* [DATA EXTRACTS]
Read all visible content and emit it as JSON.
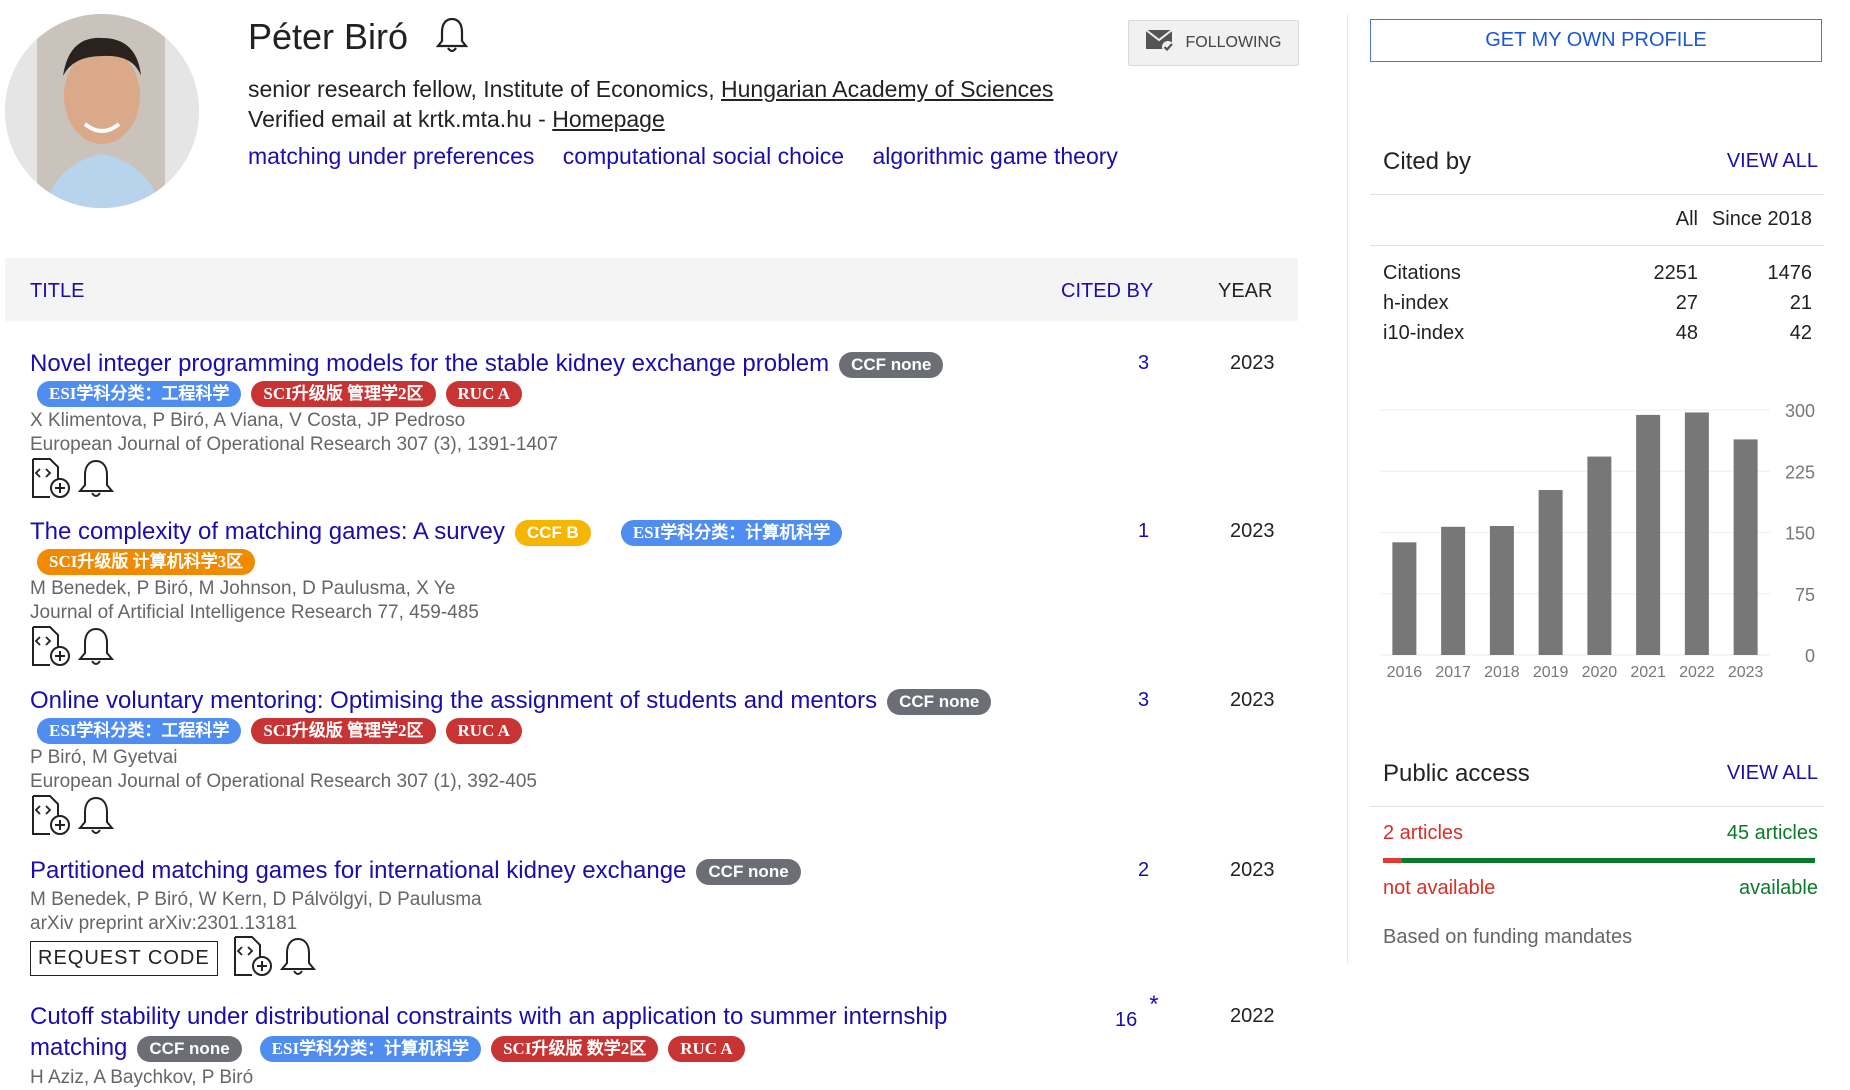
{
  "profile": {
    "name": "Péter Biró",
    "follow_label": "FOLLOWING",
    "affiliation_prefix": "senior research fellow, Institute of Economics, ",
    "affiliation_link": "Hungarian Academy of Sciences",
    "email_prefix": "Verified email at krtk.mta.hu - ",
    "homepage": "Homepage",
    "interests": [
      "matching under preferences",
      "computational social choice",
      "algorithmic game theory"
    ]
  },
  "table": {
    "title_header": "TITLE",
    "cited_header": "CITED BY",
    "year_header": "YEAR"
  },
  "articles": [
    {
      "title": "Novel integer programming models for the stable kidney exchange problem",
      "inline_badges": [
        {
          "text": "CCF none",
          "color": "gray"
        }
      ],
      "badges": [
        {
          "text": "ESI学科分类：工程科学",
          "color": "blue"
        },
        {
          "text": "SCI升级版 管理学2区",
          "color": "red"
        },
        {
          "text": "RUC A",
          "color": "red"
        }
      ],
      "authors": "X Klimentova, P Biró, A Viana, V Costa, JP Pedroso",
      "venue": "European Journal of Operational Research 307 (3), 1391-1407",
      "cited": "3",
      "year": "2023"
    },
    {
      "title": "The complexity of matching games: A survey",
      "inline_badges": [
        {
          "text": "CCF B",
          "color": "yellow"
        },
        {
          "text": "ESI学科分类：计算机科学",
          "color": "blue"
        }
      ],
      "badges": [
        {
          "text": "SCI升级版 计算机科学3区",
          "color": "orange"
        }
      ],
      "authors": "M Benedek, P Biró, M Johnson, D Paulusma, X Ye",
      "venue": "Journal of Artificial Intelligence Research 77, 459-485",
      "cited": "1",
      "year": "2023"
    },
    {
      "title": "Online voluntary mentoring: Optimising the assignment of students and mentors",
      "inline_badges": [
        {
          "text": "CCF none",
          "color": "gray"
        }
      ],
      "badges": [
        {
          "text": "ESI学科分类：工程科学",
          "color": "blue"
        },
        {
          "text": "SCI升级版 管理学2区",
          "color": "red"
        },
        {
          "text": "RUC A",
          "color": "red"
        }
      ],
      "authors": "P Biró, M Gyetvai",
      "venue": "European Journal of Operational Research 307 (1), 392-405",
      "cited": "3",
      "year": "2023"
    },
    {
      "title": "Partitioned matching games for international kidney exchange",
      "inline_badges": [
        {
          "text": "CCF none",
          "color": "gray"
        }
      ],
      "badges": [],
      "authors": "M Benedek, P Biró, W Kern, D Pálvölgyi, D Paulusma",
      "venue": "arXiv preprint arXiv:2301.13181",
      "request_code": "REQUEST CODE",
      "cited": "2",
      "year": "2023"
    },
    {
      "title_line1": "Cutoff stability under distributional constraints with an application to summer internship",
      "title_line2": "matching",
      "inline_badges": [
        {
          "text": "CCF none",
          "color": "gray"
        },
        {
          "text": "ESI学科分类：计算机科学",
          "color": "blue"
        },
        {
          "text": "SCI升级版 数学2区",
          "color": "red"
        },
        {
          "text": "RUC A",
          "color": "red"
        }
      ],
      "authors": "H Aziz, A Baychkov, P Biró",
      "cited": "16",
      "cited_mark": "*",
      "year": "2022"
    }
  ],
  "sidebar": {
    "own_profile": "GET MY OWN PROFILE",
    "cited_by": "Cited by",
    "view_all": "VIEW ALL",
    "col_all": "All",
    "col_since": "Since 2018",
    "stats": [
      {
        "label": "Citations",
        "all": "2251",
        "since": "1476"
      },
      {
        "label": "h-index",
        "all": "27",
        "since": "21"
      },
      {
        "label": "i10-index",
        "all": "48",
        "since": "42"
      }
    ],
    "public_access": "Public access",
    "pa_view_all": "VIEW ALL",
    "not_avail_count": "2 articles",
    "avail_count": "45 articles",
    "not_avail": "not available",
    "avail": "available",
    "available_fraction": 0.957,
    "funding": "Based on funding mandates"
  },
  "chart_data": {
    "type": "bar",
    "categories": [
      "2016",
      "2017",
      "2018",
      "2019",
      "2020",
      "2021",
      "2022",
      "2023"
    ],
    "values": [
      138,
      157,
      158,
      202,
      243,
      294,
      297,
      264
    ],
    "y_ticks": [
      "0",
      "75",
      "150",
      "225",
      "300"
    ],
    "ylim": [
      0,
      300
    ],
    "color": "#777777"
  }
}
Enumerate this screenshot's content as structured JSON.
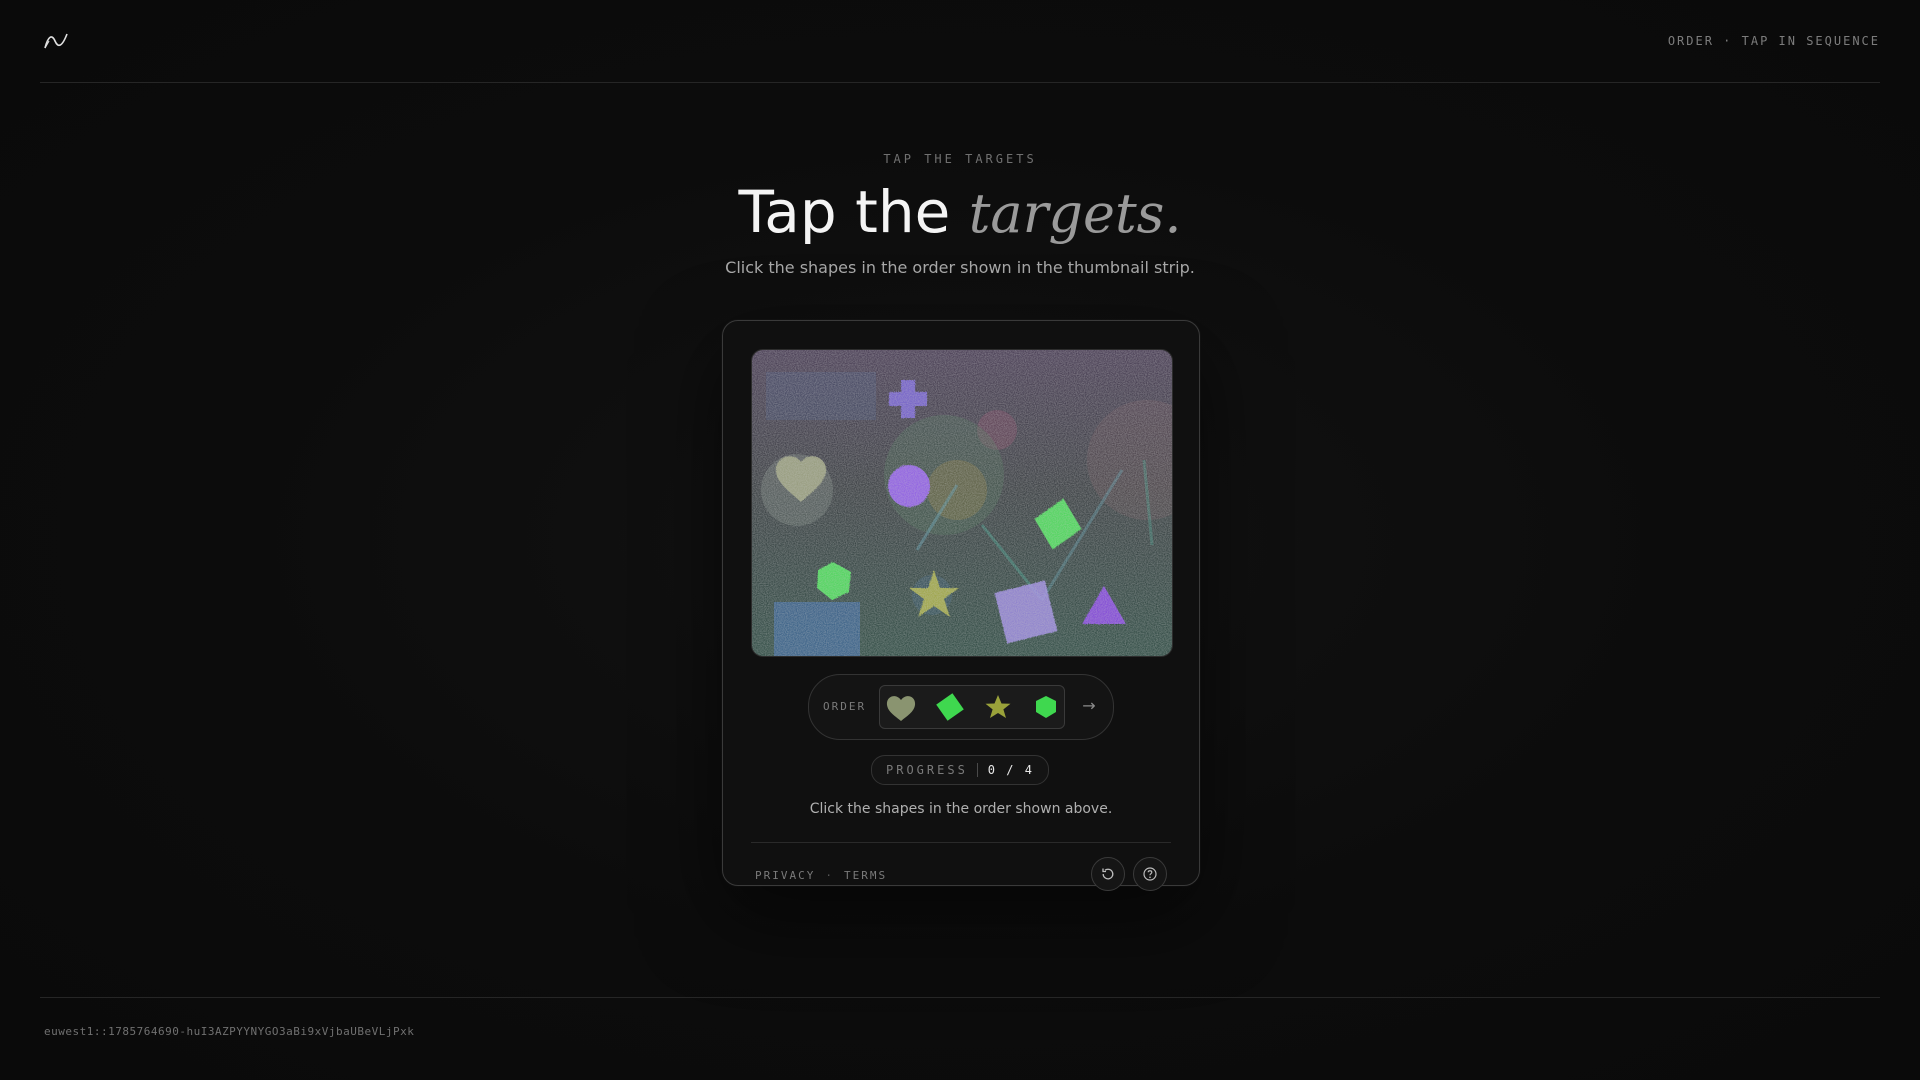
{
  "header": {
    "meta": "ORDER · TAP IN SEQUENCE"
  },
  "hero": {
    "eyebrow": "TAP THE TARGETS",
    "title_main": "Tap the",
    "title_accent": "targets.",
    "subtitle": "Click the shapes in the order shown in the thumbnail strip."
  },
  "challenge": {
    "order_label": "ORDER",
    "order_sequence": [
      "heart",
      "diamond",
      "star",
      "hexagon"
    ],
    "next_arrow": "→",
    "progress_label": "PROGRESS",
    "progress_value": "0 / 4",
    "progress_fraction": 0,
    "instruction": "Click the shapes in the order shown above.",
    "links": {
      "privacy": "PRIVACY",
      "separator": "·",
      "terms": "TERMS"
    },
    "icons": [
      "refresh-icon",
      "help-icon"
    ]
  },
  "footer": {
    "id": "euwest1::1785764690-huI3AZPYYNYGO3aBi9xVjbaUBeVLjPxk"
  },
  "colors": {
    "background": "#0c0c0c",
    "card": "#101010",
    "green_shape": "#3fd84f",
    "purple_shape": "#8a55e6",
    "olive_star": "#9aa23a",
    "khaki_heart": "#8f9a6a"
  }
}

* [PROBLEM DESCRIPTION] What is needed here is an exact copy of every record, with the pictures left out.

* [WRITTEN RESPONSE]
Read all visible content and emit it as JSON.
{
  "profile": {
    "name": "Péter Biró",
    "follow_label": "FOLLOWING",
    "affiliation_prefix": "senior research fellow, Institute of Economics, ",
    "affiliation_link": "Hungarian Academy of Sciences",
    "email_prefix": "Verified email at krtk.mta.hu - ",
    "homepage": "Homepage",
    "interests": [
      "matching under preferences",
      "computational social choice",
      "algorithmic game theory"
    ]
  },
  "table": {
    "title_header": "TITLE",
    "cited_header": "CITED BY",
    "year_header": "YEAR"
  },
  "articles": [
    {
      "title": "Novel integer programming models for the stable kidney exchange problem",
      "inline_badges": [
        {
          "text": "CCF none",
          "color": "gray"
        }
      ],
      "badges": [
        {
          "text": "ESI学科分类：工程科学",
          "color": "blue"
        },
        {
          "text": "SCI升级版 管理学2区",
          "color": "red"
        },
        {
          "text": "RUC A",
          "color": "red"
        }
      ],
      "authors": "X Klimentova, P Biró, A Viana, V Costa, JP Pedroso",
      "venue": "European Journal of Operational Research 307 (3), 1391-1407",
      "cited": "3",
      "year": "2023"
    },
    {
      "title": "The complexity of matching games: A survey",
      "inline_badges": [
        {
          "text": "CCF B",
          "color": "yellow"
        },
        {
          "text": "ESI学科分类：计算机科学",
          "color": "blue"
        }
      ],
      "badges": [
        {
          "text": "SCI升级版 计算机科学3区",
          "color": "orange"
        }
      ],
      "authors": "M Benedek, P Biró, M Johnson, D Paulusma, X Ye",
      "venue": "Journal of Artificial Intelligence Research 77, 459-485",
      "cited": "1",
      "year": "2023"
    },
    {
      "title": "Online voluntary mentoring: Optimising the assignment of students and mentors",
      "inline_badges": [
        {
          "text": "CCF none",
          "color": "gray"
        }
      ],
      "badges": [
        {
          "text": "ESI学科分类：工程科学",
          "color": "blue"
        },
        {
          "text": "SCI升级版 管理学2区",
          "color": "red"
        },
        {
          "text": "RUC A",
          "color": "red"
        }
      ],
      "authors": "P Biró, M Gyetvai",
      "venue": "European Journal of Operational Research 307 (1), 392-405",
      "cited": "3",
      "year": "2023"
    },
    {
      "title": "Partitioned matching games for international kidney exchange",
      "inline_badges": [
        {
          "text": "CCF none",
          "color": "gray"
        }
      ],
      "badges": [],
      "authors": "M Benedek, P Biró, W Kern, D Pálvölgyi, D Paulusma",
      "venue": "arXiv preprint arXiv:2301.13181",
      "request_code": "REQUEST CODE",
      "cited": "2",
      "year": "2023"
    },
    {
      "title_line1": "Cutoff stability under distributional constraints with an application to summer internship",
      "title_line2": "matching",
      "inline_badges": [
        {
          "text": "CCF none",
          "color": "gray"
        },
        {
          "text": "ESI学科分类：计算机科学",
          "color": "blue"
        },
        {
          "text": "SCI升级版 数学2区",
          "color": "red"
        },
        {
          "text": "RUC A",
          "color": "red"
        }
      ],
      "authors": "H Aziz, A Baychkov, P Biró",
      "cited": "16",
      "cited_mark": "*",
      "year": "2022"
    }
  ],
  "sidebar": {
    "own_profile": "GET MY OWN PROFILE",
    "cited_by": "Cited by",
    "view_all": "VIEW ALL",
    "col_all": "All",
    "col_since": "Since 2018",
    "stats": [
      {
        "label": "Citations",
        "all": "2251",
        "since": "1476"
      },
      {
        "label": "h-index",
        "all": "27",
        "since": "21"
      },
      {
        "label": "i10-index",
        "all": "48",
        "since": "42"
      }
    ],
    "public_access": "Public access",
    "pa_view_all": "VIEW ALL",
    "not_avail_count": "2 articles",
    "avail_count": "45 articles",
    "not_avail": "not available",
    "avail": "available",
    "available_fraction": 0.957,
    "funding": "Based on funding mandates"
  },
  "chart_data": {
    "type": "bar",
    "categories": [
      "2016",
      "2017",
      "2018",
      "2019",
      "2020",
      "2021",
      "2022",
      "2023"
    ],
    "values": [
      138,
      157,
      158,
      202,
      243,
      294,
      297,
      264
    ],
    "y_ticks": [
      "0",
      "75",
      "150",
      "225",
      "300"
    ],
    "ylim": [
      0,
      300
    ],
    "color": "#777777"
  }
}
Enumerate this screenshot's content as structured JSON.
{
  "header": {
    "meta": "ORDER · TAP IN SEQUENCE"
  },
  "hero": {
    "eyebrow": "TAP THE TARGETS",
    "title_main": "Tap the",
    "title_accent": "targets.",
    "subtitle": "Click the shapes in the order shown in the thumbnail strip."
  },
  "challenge": {
    "order_label": "ORDER",
    "order_sequence": [
      "heart",
      "diamond",
      "star",
      "hexagon"
    ],
    "next_arrow": "→",
    "progress_label": "PROGRESS",
    "progress_value": "0 / 4",
    "progress_fraction": 0,
    "instruction": "Click the shapes in the order shown above.",
    "links": {
      "privacy": "PRIVACY",
      "separator": "·",
      "terms": "TERMS"
    },
    "icons": [
      "refresh-icon",
      "help-icon"
    ]
  },
  "footer": {
    "id": "euwest1::1785764690-huI3AZPYYNYGO3aBi9xVjbaUBeVLjPxk"
  },
  "colors": {
    "background": "#0c0c0c",
    "card": "#101010",
    "green_shape": "#3fd84f",
    "purple_shape": "#8a55e6",
    "olive_star": "#9aa23a",
    "khaki_heart": "#8f9a6a"
  }
}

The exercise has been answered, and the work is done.